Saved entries
--- --- ---

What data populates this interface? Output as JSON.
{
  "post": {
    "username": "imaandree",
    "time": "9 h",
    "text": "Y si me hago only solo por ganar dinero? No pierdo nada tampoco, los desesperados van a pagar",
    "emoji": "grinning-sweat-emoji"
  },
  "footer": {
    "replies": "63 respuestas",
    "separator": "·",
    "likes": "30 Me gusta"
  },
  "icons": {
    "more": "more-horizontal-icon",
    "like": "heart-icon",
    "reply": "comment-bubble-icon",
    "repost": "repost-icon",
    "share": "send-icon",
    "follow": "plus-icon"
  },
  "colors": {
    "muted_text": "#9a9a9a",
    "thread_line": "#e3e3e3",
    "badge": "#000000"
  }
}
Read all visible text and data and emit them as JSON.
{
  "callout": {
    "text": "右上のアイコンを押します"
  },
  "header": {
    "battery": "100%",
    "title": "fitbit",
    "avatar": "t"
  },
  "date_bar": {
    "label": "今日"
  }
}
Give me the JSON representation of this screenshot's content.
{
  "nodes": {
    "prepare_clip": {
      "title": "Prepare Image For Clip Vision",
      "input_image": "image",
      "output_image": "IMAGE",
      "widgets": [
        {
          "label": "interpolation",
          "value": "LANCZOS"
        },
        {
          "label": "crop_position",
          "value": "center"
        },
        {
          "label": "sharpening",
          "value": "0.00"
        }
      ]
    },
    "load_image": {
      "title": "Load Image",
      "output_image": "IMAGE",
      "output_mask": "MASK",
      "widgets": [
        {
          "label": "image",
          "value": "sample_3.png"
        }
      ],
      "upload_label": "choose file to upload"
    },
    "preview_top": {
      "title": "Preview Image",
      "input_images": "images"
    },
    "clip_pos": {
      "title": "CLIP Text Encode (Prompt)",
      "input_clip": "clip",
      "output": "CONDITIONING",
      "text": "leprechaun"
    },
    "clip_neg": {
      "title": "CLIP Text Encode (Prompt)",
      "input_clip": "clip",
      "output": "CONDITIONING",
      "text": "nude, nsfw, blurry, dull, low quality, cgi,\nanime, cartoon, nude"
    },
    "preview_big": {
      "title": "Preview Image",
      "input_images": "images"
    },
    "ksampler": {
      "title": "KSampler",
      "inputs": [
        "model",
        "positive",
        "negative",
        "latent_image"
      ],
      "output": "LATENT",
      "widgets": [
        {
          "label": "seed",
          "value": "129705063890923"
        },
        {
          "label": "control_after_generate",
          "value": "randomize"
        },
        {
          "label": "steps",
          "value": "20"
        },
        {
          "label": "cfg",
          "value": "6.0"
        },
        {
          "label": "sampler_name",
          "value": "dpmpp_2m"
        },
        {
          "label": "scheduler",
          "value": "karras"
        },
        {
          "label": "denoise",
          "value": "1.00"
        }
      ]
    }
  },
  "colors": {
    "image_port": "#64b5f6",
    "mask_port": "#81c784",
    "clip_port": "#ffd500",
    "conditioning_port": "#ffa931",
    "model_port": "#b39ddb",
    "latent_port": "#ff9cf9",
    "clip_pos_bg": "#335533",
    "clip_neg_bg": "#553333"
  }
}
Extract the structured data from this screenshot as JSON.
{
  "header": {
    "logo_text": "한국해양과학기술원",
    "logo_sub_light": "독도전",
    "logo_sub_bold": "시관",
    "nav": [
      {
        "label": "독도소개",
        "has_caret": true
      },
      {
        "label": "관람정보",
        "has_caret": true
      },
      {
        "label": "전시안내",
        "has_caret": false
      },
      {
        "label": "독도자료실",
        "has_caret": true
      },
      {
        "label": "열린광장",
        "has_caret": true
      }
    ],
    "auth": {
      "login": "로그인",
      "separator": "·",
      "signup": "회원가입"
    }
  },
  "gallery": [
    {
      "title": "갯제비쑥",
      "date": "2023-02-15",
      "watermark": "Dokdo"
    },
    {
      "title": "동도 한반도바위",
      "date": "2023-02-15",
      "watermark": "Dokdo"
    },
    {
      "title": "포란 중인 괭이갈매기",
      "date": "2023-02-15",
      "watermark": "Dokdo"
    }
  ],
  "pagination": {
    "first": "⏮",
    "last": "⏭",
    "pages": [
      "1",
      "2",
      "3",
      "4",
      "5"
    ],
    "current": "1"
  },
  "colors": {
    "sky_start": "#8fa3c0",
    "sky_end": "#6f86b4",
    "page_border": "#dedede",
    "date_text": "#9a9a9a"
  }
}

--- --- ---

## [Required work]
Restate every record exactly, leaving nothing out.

## [Solution]
What data populates this interface? Output as JSON.
{
  "post": {
    "username": "imaandree",
    "time": "9 h",
    "text": "Y si me hago only solo por ganar dinero? No pierdo nada tampoco, los desesperados van a pagar",
    "emoji": "grinning-sweat-emoji"
  },
  "footer": {
    "replies": "63 respuestas",
    "separator": "·",
    "likes": "30 Me gusta"
  },
  "icons": {
    "more": "more-horizontal-icon",
    "like": "heart-icon",
    "reply": "comment-bubble-icon",
    "repost": "repost-icon",
    "share": "send-icon",
    "follow": "plus-icon"
  },
  "colors": {
    "muted_text": "#9a9a9a",
    "thread_line": "#e3e3e3",
    "badge": "#000000"
  }
}
Read all visible text and data and emit them as JSON.
{
  "callout": {
    "text": "右上のアイコンを押します"
  },
  "header": {
    "battery": "100%",
    "title": "fitbit",
    "avatar": "t"
  },
  "date_bar": {
    "label": "今日"
  }
}
Give me the JSON representation of this screenshot's content.
{
  "nodes": {
    "prepare_clip": {
      "title": "Prepare Image For Clip Vision",
      "input_image": "image",
      "output_image": "IMAGE",
      "widgets": [
        {
          "label": "interpolation",
          "value": "LANCZOS"
        },
        {
          "label": "crop_position",
          "value": "center"
        },
        {
          "label": "sharpening",
          "value": "0.00"
        }
      ]
    },
    "load_image": {
      "title": "Load Image",
      "output_image": "IMAGE",
      "output_mask": "MASK",
      "widgets": [
        {
          "label": "image",
          "value": "sample_3.png"
        }
      ],
      "upload_label": "choose file to upload"
    },
    "preview_top": {
      "title": "Preview Image",
      "input_images": "images"
    },
    "clip_pos": {
      "title": "CLIP Text Encode (Prompt)",
      "input_clip": "clip",
      "output": "CONDITIONING",
      "text": "leprechaun"
    },
    "clip_neg": {
      "title": "CLIP Text Encode (Prompt)",
      "input_clip": "clip",
      "output": "CONDITIONING",
      "text": "nude, nsfw, blurry, dull, low quality, cgi,\nanime, cartoon, nude"
    },
    "preview_big": {
      "title": "Preview Image",
      "input_images": "images"
    },
    "ksampler": {
      "title": "KSampler",
      "inputs": [
        "model",
        "positive",
        "negative",
        "latent_image"
      ],
      "output": "LATENT",
      "widgets": [
        {
          "label": "seed",
          "value": "129705063890923"
        },
        {
          "label": "control_after_generate",
          "value": "randomize"
        },
        {
          "label": "steps",
          "value": "20"
        },
        {
          "label": "cfg",
          "value": "6.0"
        },
        {
          "label": "sampler_name",
          "value": "dpmpp_2m"
        },
        {
          "label": "scheduler",
          "value": "karras"
        },
        {
          "label": "denoise",
          "value": "1.00"
        }
      ]
    }
  },
  "colors": {
    "image_port": "#64b5f6",
    "mask_port": "#81c784",
    "clip_port": "#ffd500",
    "conditioning_port": "#ffa931",
    "model_port": "#b39ddb",
    "latent_port": "#ff9cf9",
    "clip_pos_bg": "#335533",
    "clip_neg_bg": "#553333"
  }
}
Extract the structured data from this screenshot as JSON.
{
  "header": {
    "logo_text": "한국해양과학기술원",
    "logo_sub_light": "독도전",
    "logo_sub_bold": "시관",
    "nav": [
      {
        "label": "독도소개",
        "has_caret": true
      },
      {
        "label": "관람정보",
        "has_caret": true
      },
      {
        "label": "전시안내",
        "has_caret": false
      },
      {
        "label": "독도자료실",
        "has_caret": true
      },
      {
        "label": "열린광장",
        "has_caret": true
      }
    ],
    "auth": {
      "login": "로그인",
      "separator": "·",
      "signup": "회원가입"
    }
  },
  "gallery": [
    {
      "title": "갯제비쑥",
      "date": "2023-02-15",
      "watermark": "Dokdo"
    },
    {
      "title": "동도 한반도바위",
      "date": "2023-02-15",
      "watermark": "Dokdo"
    },
    {
      "title": "포란 중인 괭이갈매기",
      "date": "2023-02-15",
      "watermark": "Dokdo"
    }
  ],
  "pagination": {
    "first": "⏮",
    "last": "⏭",
    "pages": [
      "1",
      "2",
      "3",
      "4",
      "5"
    ],
    "current": "1"
  },
  "colors": {
    "sky_start": "#8fa3c0",
    "sky_end": "#6f86b4",
    "page_border": "#dedede",
    "date_text": "#9a9a9a"
  }
}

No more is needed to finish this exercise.